Toward the end of each quarter, my mind returns to the business goals we set at the start. Some of those OKRs were related to organizational capabilities but the ones that are top of mind relate to pipeline progression and sales. This quarter. Next quarter. You probably have your own metrics that you’re tracking. So what do you do if things aren’t going right?
As a relatively new company we’re still gathering enough data to reliably predict the trends in some places. We’ve made significant investments in getting the right data — we’re disciplined CRM users, we track our marketing activities, and we instrument our platform so we get feedback on utilization. The key is not the data itself but how you put it to work running the business.
I was speaking to a digital marketing leader at a publishing company last week. He was talking about how they’re applying advanced text analytics (embeddings for you geeks out there) to help them with content findability. With tens of millions of documents, they’ve got a fairly unique challenge that is defying traditional search techniques.
One of his challengers is that they don’t have a reliable measure of success for his area. We’re going to talk more about that and see if we can help to set them up for success in the future.

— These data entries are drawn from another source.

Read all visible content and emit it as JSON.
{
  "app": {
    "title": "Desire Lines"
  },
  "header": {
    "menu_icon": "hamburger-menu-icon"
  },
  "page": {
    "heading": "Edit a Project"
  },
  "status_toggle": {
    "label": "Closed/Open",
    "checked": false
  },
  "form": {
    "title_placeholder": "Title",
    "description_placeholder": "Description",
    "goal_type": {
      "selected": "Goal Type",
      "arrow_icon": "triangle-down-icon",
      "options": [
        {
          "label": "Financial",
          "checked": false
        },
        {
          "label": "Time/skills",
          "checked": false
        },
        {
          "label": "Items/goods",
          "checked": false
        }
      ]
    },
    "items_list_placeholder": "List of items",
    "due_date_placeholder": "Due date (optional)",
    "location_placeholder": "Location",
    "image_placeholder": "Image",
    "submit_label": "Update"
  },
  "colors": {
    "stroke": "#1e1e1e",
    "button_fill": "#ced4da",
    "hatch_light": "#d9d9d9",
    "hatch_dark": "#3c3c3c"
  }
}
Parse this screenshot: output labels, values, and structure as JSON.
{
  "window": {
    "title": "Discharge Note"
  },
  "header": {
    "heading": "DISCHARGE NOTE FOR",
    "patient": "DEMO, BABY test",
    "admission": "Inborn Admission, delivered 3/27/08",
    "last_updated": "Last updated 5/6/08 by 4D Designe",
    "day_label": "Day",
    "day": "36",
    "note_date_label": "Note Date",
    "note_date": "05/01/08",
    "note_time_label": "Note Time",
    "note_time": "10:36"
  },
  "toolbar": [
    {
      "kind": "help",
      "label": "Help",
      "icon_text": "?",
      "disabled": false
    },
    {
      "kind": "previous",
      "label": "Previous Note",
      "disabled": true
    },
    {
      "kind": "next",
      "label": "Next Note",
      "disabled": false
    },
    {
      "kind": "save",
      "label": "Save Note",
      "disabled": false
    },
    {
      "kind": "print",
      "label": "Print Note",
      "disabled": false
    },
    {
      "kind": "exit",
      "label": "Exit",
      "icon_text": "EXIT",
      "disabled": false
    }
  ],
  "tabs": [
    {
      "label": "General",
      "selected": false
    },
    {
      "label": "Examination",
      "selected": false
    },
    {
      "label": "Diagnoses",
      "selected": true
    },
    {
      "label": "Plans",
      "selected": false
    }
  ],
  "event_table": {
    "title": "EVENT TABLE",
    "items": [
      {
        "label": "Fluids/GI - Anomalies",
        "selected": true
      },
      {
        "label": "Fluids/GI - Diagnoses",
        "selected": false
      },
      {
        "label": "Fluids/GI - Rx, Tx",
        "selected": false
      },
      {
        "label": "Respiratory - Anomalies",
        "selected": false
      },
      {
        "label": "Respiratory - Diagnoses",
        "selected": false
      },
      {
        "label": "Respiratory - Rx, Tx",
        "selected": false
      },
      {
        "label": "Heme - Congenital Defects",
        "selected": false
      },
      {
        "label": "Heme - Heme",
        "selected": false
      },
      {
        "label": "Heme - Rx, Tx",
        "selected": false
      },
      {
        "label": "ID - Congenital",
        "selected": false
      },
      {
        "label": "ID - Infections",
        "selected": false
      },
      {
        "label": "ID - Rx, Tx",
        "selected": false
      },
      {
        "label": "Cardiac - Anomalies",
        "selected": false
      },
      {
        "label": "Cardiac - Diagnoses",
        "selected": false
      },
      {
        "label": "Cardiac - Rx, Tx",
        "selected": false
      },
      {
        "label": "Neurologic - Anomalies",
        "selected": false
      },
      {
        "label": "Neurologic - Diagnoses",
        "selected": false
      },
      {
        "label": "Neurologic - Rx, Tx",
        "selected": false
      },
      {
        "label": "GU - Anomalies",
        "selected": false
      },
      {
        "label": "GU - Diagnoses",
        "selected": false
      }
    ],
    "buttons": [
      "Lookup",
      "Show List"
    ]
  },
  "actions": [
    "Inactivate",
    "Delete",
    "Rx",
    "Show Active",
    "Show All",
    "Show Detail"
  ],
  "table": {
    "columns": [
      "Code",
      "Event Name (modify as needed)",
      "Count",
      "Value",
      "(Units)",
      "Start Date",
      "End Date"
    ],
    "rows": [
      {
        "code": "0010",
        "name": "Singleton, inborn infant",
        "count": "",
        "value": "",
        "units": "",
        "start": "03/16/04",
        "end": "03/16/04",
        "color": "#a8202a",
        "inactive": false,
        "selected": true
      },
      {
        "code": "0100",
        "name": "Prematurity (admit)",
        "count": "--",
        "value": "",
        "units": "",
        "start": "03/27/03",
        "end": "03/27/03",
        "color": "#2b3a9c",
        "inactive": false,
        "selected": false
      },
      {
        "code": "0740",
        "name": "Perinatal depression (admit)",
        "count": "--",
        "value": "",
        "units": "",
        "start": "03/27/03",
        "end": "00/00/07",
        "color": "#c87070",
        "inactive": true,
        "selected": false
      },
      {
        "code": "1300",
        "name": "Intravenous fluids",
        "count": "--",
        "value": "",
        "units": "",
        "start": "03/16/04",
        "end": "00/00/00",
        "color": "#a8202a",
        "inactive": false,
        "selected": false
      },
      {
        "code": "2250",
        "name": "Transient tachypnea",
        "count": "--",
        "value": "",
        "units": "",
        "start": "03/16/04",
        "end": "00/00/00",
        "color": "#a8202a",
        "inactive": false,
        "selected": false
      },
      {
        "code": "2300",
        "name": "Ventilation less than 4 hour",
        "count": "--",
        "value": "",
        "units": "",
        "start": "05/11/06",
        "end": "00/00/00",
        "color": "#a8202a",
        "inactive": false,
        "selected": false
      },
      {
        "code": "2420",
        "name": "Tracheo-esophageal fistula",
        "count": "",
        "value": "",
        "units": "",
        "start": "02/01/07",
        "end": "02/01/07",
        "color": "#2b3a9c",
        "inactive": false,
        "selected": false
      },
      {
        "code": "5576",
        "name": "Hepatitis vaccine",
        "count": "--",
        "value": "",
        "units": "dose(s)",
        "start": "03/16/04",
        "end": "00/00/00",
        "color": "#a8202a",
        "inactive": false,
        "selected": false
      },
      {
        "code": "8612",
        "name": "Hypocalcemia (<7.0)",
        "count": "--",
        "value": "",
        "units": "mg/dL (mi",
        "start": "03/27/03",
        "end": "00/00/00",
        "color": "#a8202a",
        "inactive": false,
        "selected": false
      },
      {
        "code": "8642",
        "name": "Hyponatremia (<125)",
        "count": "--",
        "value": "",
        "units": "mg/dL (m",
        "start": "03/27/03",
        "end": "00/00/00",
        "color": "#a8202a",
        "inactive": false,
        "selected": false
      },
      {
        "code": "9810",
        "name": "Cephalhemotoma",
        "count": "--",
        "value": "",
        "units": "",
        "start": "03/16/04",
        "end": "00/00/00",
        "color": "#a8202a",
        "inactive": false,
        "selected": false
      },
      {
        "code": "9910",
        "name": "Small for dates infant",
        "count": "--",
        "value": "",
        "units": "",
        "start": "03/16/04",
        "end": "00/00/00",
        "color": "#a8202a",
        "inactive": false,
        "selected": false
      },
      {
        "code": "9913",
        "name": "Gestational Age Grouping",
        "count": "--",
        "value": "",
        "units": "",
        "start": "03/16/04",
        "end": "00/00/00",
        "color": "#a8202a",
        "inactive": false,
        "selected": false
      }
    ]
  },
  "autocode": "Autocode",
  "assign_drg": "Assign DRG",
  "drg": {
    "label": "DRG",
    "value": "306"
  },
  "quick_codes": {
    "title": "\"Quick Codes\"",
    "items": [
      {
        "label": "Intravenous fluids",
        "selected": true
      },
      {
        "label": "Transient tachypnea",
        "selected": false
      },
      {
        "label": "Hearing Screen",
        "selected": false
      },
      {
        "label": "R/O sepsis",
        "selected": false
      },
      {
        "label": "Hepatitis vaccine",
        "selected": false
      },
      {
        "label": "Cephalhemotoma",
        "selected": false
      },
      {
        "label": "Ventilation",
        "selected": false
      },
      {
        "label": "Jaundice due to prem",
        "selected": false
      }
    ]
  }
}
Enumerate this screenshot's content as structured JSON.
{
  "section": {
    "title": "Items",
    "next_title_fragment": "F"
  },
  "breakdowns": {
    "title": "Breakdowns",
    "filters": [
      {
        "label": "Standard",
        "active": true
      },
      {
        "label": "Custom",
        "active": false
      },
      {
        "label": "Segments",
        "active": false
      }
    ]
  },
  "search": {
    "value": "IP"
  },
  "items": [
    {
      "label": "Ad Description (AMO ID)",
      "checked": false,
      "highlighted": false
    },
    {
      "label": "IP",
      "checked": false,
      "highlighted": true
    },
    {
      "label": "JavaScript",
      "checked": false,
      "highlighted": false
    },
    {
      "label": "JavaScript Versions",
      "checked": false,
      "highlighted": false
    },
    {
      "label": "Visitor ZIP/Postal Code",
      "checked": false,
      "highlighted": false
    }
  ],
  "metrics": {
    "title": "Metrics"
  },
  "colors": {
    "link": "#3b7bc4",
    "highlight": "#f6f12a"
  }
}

Chicken meet egg
With performance being top of mind I wondered to myself about his ability to demonstrate achievements in this quarter and beyond. I also wondered what I’d do in his place if I were looking forward and trying to build a performance management system that makes sense. That will move the ball downfield. It’s easy to succumb to the desire to work on this next quarter. That’s the wrong instinct. Now is the time. Next quarter will be over before you know it.
There are four things I’d do.
1. In-quarter demonstration of
No matter how rudimentary your measurement portfolio, you probably have a sense of what success looks like and where your most obvious problems lay. Find your highest-odds areas of success and go look at that, now. Is there something you can do this week that will change things next week?
The experiment can be modest and half-baked. But it will allow you to demonstrate that you’re taking the issue seriously, and have a bias for action. It may also slightly improve things.
I often recommend people start where they have friends. You know these people. Sometimes they are actually friends, but more often than not they’re the ones who simply nodded in agreement while others were shaking their heads. These are your lab partners.
2. Convene the experts
Whether it’s people within your department, elsewhere in the org or a vendor, you need to demonstrate that you’re able to track progress. This means metrics.
This work will arc into next quarter but by taking the reins this quarter you demonstrate that the measurement gap has both importance and urgency.
Resist the entreaties of some experts that the measurements already exist in some analytics system. That’s Holy Grail talk. If it were there you’d have found it. Someone else would already be using it.
The one thing you might have is data that could be constructed into metrics. Be open to that serendipity but don’t bet on it.
3. Establish a replicable management system
Demonstrating that you’ve got things under control usually requires not only measurements but a feedback and correction mechanism.
This is team sport. Who are the people who are going to enable your success? What organizations are going to be blockers? Who is the person who has the skills to run this thing?
This is another area where your friends can help. Make sure you have allies with you at the table. It’s hard to do this alone.
Talk to your boss, your peers and those outside you team about what you’re trying to achieve. Create a framework that is clear and concise. Can you fit it on one chart?
Also, don’t forget to listen aggressively while you’re communicating. Part of team sport is knowing the other players well and being able to respond to their ideas. The sum is greater than the parts.
Today is when this starts. Clear your calendar. Get moving. Knowing that a deadline looming sharpens the m
Post originally published on Biznology